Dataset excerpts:
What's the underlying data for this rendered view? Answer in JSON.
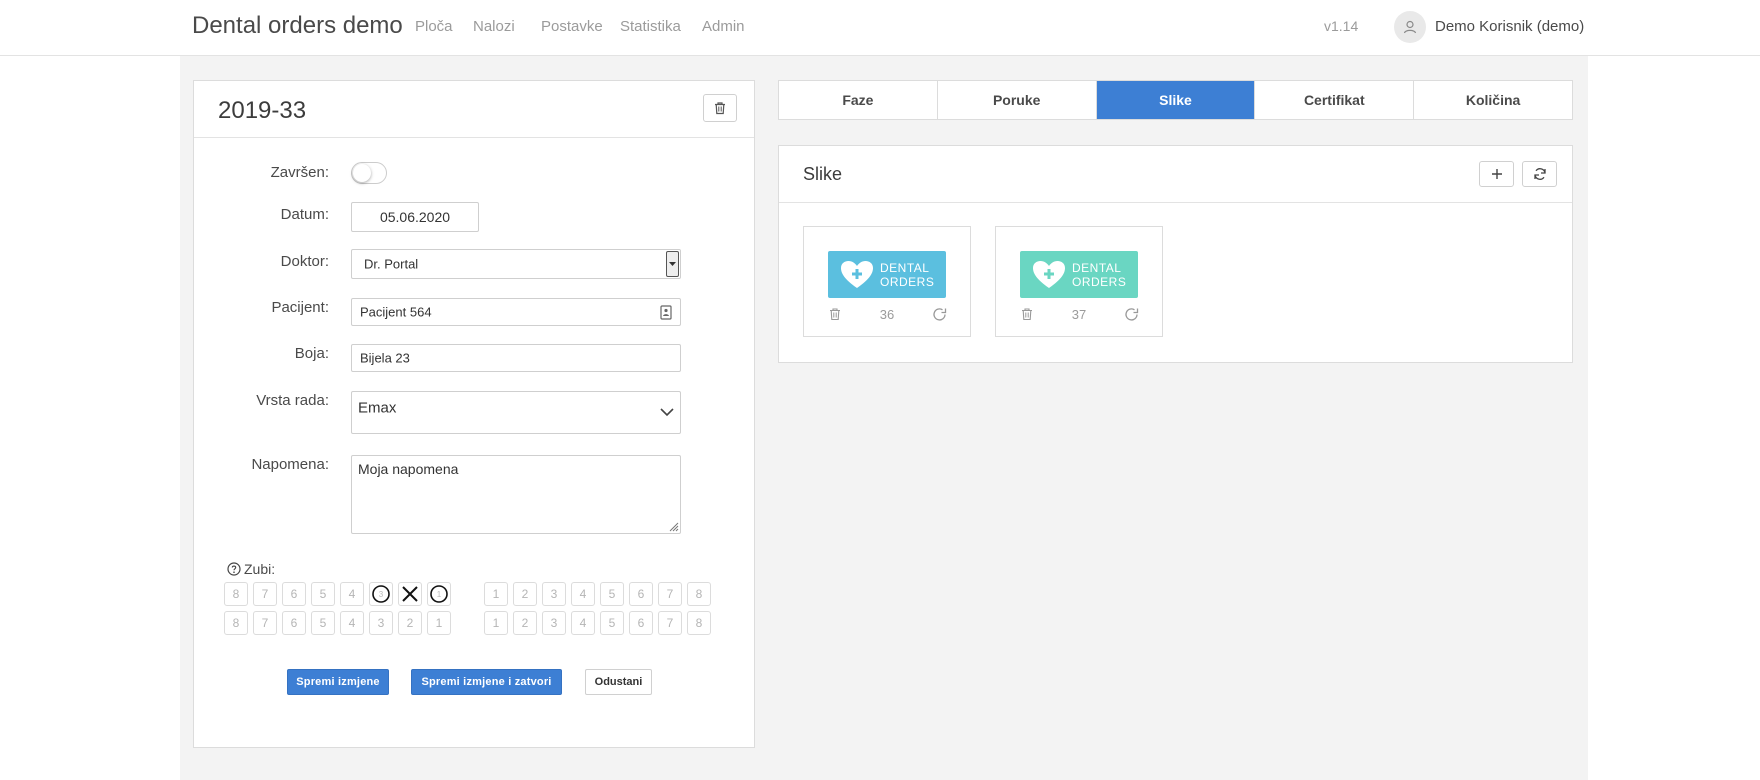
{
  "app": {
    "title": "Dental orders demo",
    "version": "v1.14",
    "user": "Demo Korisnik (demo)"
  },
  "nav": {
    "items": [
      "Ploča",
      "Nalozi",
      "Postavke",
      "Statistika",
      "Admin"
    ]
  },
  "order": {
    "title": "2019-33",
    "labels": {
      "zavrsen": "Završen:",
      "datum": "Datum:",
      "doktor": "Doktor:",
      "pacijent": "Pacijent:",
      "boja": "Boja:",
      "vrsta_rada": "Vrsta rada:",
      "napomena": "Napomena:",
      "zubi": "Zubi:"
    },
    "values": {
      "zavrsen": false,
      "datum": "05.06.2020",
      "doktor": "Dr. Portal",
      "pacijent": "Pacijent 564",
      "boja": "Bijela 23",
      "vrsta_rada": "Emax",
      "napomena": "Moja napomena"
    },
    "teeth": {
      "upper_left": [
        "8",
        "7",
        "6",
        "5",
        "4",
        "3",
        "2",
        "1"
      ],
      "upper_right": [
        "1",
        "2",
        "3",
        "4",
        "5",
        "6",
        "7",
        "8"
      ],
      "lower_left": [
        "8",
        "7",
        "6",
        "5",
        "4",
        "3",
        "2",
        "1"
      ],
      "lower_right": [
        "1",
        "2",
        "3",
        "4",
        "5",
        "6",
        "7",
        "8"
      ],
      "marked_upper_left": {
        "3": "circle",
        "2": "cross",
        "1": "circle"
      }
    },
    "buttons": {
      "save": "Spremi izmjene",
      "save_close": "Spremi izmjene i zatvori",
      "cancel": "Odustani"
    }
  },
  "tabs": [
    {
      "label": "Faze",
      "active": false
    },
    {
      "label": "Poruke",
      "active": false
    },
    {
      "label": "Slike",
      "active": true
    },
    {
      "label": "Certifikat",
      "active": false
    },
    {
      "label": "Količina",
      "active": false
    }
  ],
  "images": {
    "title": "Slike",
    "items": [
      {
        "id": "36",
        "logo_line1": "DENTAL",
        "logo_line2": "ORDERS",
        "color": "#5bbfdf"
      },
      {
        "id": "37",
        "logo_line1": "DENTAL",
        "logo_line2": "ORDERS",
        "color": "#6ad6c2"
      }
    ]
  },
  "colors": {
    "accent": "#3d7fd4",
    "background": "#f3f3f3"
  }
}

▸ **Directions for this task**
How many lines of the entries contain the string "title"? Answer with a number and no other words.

▸ **Exercise answer**
3